Produced by Halas and Batchelor (and funded by the CIA, although the animators didn’t know it), Animal Farm was the first British animated feature released worldwide, and the animation style — dubbed “Disney-turned-serious” — received critical praise. The film runs 80 minutes, and you can watch it above or here.
Orwell’s 1984 hardly needs an introduction (although Christopher Hitchens, author of Why Orwell Matters, does a nice job contextualizing the novel in this radio appearance). Originally published in 1949, the novel came to television in 1954, courtesy of the BBC. The live production, featuring scenes considered “horrific” and “subversive” at the time, shocked viewers across England. One viewer reportedly collapsed and died while watching the program. A wave of controversy followed, and, amidst it all, the BBC decided to air a second live performance and record it to 35mm film. (Watch above or here.) Years later, the British Film Institute ranked the production 73rd on its list of the 100 Greatest British Television Programmes of the 20th century.
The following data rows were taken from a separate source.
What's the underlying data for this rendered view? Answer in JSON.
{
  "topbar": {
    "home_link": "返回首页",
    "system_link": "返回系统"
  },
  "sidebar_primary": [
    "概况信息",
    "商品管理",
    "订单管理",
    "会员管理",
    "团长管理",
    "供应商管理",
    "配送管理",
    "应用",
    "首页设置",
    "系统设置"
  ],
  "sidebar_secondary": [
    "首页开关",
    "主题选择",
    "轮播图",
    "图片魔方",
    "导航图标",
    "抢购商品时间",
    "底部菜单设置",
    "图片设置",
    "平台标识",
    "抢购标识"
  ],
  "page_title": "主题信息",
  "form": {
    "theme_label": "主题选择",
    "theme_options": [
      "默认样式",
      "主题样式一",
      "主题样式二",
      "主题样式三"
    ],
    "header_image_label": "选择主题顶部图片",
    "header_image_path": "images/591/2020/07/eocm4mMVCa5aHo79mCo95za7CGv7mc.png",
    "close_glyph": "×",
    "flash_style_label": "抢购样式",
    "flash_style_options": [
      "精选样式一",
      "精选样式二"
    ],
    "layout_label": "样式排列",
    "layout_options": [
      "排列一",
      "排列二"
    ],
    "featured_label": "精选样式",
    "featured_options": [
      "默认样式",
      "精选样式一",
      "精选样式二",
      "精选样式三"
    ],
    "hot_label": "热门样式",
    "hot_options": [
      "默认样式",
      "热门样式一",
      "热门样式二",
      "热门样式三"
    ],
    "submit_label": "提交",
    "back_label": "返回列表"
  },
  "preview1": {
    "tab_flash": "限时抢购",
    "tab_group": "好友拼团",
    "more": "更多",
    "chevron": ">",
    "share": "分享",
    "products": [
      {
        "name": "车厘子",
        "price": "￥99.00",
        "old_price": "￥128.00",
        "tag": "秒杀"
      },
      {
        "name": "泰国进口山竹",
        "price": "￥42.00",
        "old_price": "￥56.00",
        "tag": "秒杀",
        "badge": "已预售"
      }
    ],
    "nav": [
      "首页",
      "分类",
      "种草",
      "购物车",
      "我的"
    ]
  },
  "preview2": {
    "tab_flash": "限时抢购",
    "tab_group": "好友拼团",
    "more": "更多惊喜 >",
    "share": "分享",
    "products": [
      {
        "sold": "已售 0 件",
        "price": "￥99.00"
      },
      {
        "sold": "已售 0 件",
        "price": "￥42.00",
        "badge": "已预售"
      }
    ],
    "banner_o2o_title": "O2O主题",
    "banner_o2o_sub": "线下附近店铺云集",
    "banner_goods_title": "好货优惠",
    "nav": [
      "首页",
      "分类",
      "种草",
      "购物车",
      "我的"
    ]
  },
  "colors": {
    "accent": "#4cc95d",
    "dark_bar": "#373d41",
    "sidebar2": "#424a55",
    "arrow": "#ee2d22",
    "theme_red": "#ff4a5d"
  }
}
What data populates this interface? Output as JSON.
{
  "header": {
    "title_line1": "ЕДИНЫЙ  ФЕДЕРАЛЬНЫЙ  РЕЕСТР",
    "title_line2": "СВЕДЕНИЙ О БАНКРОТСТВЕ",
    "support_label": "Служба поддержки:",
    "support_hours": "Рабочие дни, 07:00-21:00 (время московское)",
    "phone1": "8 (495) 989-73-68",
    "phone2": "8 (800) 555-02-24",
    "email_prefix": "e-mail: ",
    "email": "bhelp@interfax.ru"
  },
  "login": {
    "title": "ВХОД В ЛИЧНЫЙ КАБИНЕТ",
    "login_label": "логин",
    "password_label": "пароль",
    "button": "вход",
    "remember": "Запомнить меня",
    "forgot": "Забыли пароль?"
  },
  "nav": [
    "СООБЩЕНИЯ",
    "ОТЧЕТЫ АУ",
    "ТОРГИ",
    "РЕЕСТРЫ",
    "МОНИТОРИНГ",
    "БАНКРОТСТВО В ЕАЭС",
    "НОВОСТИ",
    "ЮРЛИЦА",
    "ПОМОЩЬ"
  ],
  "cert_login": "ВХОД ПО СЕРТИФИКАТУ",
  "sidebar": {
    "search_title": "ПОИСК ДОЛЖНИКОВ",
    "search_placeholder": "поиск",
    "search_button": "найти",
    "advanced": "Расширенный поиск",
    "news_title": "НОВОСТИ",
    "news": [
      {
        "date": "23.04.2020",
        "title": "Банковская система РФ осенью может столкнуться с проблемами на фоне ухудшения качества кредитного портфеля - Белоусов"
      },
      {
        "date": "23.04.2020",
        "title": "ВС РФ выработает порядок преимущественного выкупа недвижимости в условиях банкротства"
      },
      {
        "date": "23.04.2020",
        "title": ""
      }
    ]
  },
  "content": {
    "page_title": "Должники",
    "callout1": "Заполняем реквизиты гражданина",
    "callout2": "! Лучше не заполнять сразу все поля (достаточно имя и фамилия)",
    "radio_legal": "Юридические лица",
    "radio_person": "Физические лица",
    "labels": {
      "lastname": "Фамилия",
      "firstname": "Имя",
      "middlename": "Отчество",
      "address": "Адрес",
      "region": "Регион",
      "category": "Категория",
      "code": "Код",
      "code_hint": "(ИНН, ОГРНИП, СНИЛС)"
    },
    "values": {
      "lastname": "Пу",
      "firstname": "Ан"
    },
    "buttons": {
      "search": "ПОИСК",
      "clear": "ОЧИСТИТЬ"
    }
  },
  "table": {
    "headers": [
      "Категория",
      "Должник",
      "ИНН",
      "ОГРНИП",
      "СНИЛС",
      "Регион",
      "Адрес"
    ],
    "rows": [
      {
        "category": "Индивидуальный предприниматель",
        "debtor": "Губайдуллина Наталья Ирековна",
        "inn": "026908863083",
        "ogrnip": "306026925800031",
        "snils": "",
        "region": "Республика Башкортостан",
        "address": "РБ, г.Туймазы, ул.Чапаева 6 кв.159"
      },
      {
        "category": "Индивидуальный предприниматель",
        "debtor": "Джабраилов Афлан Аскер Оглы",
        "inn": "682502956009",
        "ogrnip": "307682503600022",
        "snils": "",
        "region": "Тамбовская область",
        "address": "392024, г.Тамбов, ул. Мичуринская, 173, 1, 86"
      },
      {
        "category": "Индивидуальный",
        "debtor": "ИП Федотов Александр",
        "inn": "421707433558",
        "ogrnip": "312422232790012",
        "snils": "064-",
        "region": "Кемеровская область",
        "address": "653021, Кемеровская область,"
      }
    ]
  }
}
Like Animal Farm, Orwell’s 1984 appears in our Free Audio Books and Free eBooks collections. Plus you’ll find both movies listed in our collection of Free Movies Online.
Thursday, January 12, 2012
Open Culture - George Orwell’s Animal Farm & 1984: Watch the Films Online
Very cool . . . . via Open Culture, of course.